October 2022: Stop Bracing and Start Remembering

"Rejoice, rejoice! Bright days ahead!” How often does that kind of message show up in an economic forecast? If you follow the news regularly, for the sake of your own sanity, let the possibility of good swirl in your thoughts for a moment.

In normal times (if such a thing exists), steadfastness is a challenge. But we’ve endured three years of chaos, so if you’re feeling topsy turvy right now, that’s to be expected. I think as a society our collective nerves are pretty shot.

And when the world starts to feel wobbly, our first impulse is to summon our smartest fortune tellers so we can pin our hearts on short quotes from them, taken out of context, pasted into headlines.

I wonder if rather than filling our minds with forecasts—which depend on an ever-changing set of facts—we’re due for some remembering.

The doomsdayers are regulars in the media

First, remember this: every year there are folks—even smart folks—who will warn the sky is falling.

Don’t hear what I’m not saying. I’m not saying to bury your head in the sand, or deny that our economy is in turmoil, or go to great lengths to put spin on a negative situation.

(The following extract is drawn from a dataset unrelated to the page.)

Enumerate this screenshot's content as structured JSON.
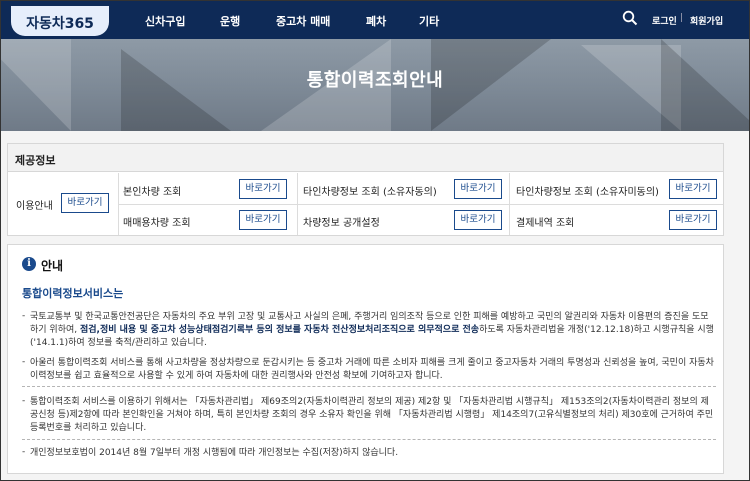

What I am saying is that every year, smart people will make stark warnings that we’re on the verge of collapse. These people are most certainly in the mix today, and they will continue to sell fear for years to come. For whatever reason, pessimism sells better than optimism. I’m not advocating for purchasing either one; I’m simply advocating for being wise to that.

Most recessions don’t cause a housing reset

Next, remember that most recessions don’t mean a reset in the housing market. It’s at this point that we have to deal with our trauma-brain from the Great Recession. Core Logic reports that California home prices declined 42% in the Great Recession, far above the national average. Understandably, many of us probably have an implicit fear that something like this (or even mildly like it) might be in the cards should a recession hit.

I know it’s not a popular thing to do, but instead of validating your fears, I want to challenge them.

Since 1970, excluding the brief 3-month recession in early 2020, the U.S. has experienced seven recessions, as measured by the National Bureau of Economic

Research (NBER). Of all of these, only three led to declines in home prices.

See for yourself (data provided by the U.S. Census Bureau and U.S. Department of Housing and Urban Development). Here’s the change in median home value, peak to trough, in each recession:

Interesting, huh? In the last 50 years, home prices have more often made gains through recessions, than losses.

If you don’t trust median home prices as a reliable metric, check out the Case-Shiller National Home Price Index (HPI). I’ll even include the link: . The data doesn’t go back as far, but you’ll find much the same story.

The reason that home prices don’t typically take a dive during recessions is because they’re “sticky downwards.” This means they’re resistant from declining because homeowners are reluctant to sell their property for less than their neighbors’. That is, unless they’re forced to do so, like they were in the 2007-2009 period, due to the wave of foreclosures.

One might argue that relative to inflation, home values do go down in recessions. That’s true. “Real prices”—values relative to inflation—are not sticky and do go down or stagnate in recessions. But they do that in economic expansions too, and most homeowners only care about the actual price tag on the home; not how its price relates to inflation in the rest of the economy. When you look at homes on Zillow, you’re not seeing “real prices”; you’re seeing nominal prices, which is what most people care about.

Housing fundamentals are vastly improved

Remember this, too: homeowners are in a much better situation than they were in 2007. Homebuyers have been held to much higher standards since the Great Recession, and homeowners have far more equity than ever before. The conditions for a wave of forced sales are not present.

Home is a good thing. Invest in it.

Lastly, let’s remember what home has been the last three years: more than a financial vehicle, it’s been a shelter, a place of security, a haven from tumultuous days. It’s been a place to rest and recover from the wild ride going on in the world.

Sure, I think houses are good things financially to invest in—even in days like this—, but I believe investing in home is far more important these days.

The other day, my wife brought in a beautiful, massive dahlia from our garden and put it on my desk for me to enjoy. It literally took my breath away. That little injection of beauty in our home provided a sharp contrast to the fearful forecasts I’d been reading. It reminded me that in spite of all the doom and gloom being hawked, beauty springs up from the dirt.

So my unorthodox real estate agent advice? Invest in filling your home with beauty. When days are dark, we need reminders more than ever that beauty tends to sprout up in unlikely times and in unlikely places.

Oh, also remember: I’m always here for you if I can be of help.

Recent Posts

See All


bottom of page